Timmy rakes at the ground with his nails as the dead dog continues to chatter senselessly. He speaks of his days living, his days lying in a ditch in the woods, an itch behind his ear that has been irritating him for the past two days. Timmy has always wondered what animals would say if they could talk. Now he would rather that desire remained unfulfilled. 

Eventually, Spike asks, ‘What’s your name, kid?’  


‘Timmy? That’s a plain name, isn’t it.’   

‘So is Spike.’  

The dog barks a crude imitation of a laugh. ‘Ha! You got me there. I like you, kid. Good to know I got at least one friend in the waking world.’  

Timmy stops digging as the corners of his mouth curves into a smile. He observes his handiwork. It is barely a hole that he can hide his fist in, let alone bury a dog. ‘Friend?’ he asks tentatively. He has never had a friend before, not in any of the neighbourhoods of the families that he lived with.   

‘Sure, a friend!’ Spike’s tail wagged once.  

The boy would say more, but a sudden rumble makes him pause. The sound comes closer. A train, he realises. Timmy turns to Spike, stunned. ‘I thought trains didn’t come through here!’  

Spike raises his head again and smiles at Timmy, revealing a decaying row of distinctly human teeth. ‘Better get home, then.’   

Timmy’s face goes white and he leaps to his feet, sprinting away over the trembling train tracks as fast as his skinny legs can take him. He bursts into the Franklin’s backyard, wrenching open the backdoor. Mr and Mrs Franklin are in the kitchen, watching him as he rushes in with a heaving chest. They don’t say a word, but Mr Franklin tosses something from his plate. It hits Timmy’s shoulder and clatters to the floor. He looks down. A chicken bone, not a piece of meat left on it.   

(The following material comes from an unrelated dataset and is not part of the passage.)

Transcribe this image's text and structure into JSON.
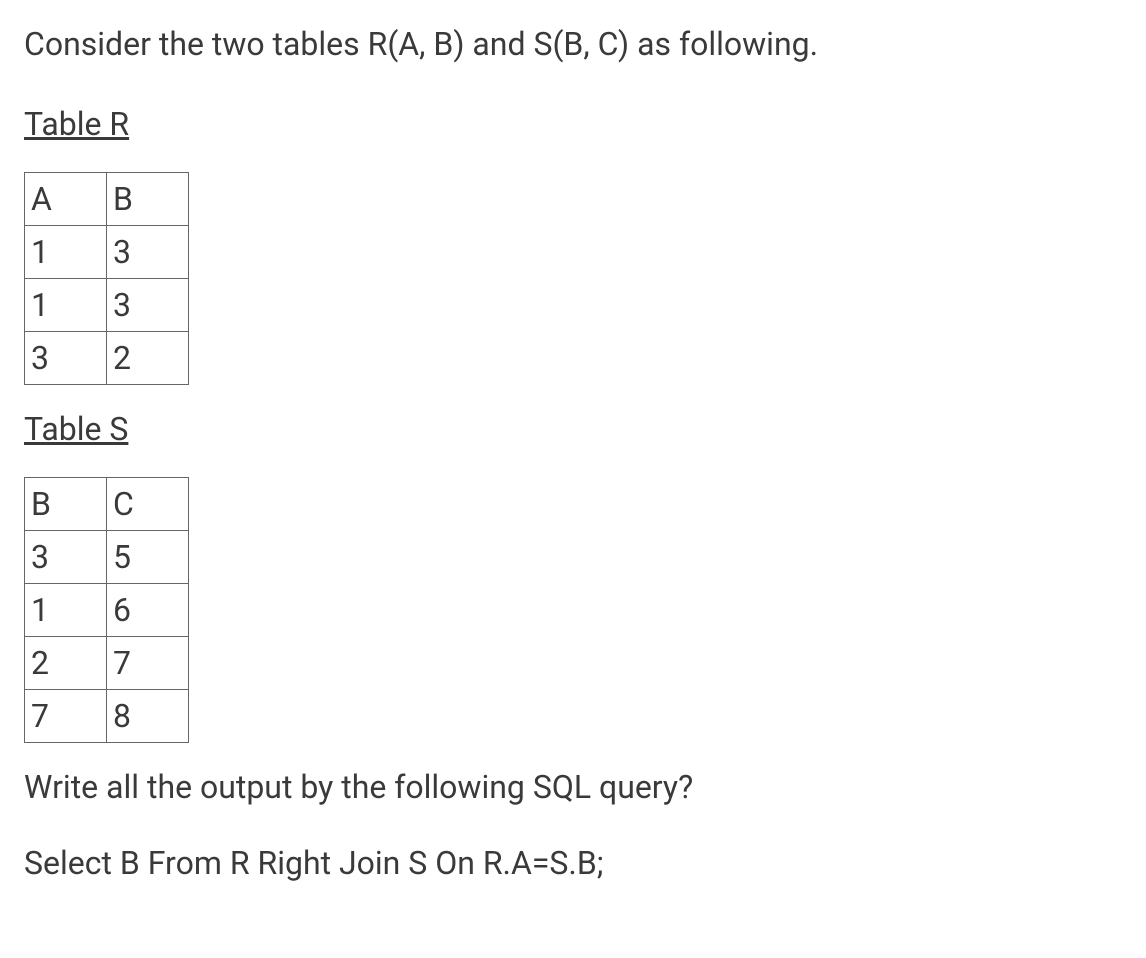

Too shaken to react, Timmy tries to make his way to his bedroom, passing the mirror in the hallway. In the corner of his eye, something makes his body freeze in place. He goes back to the mirror and gapes at himself. Where he used to see a boy, a dog now stands. 


A fluffy Irish setter.   

Kyrah H is a fourth-year creative writing student of the Wiri and Luritja First Nations. She like to experiment with horror-themed fiction. Expect to see more of her work in ScratchThat, GLASS magazine, and online.

Editors: Jasmine Tait and Eliana Fritz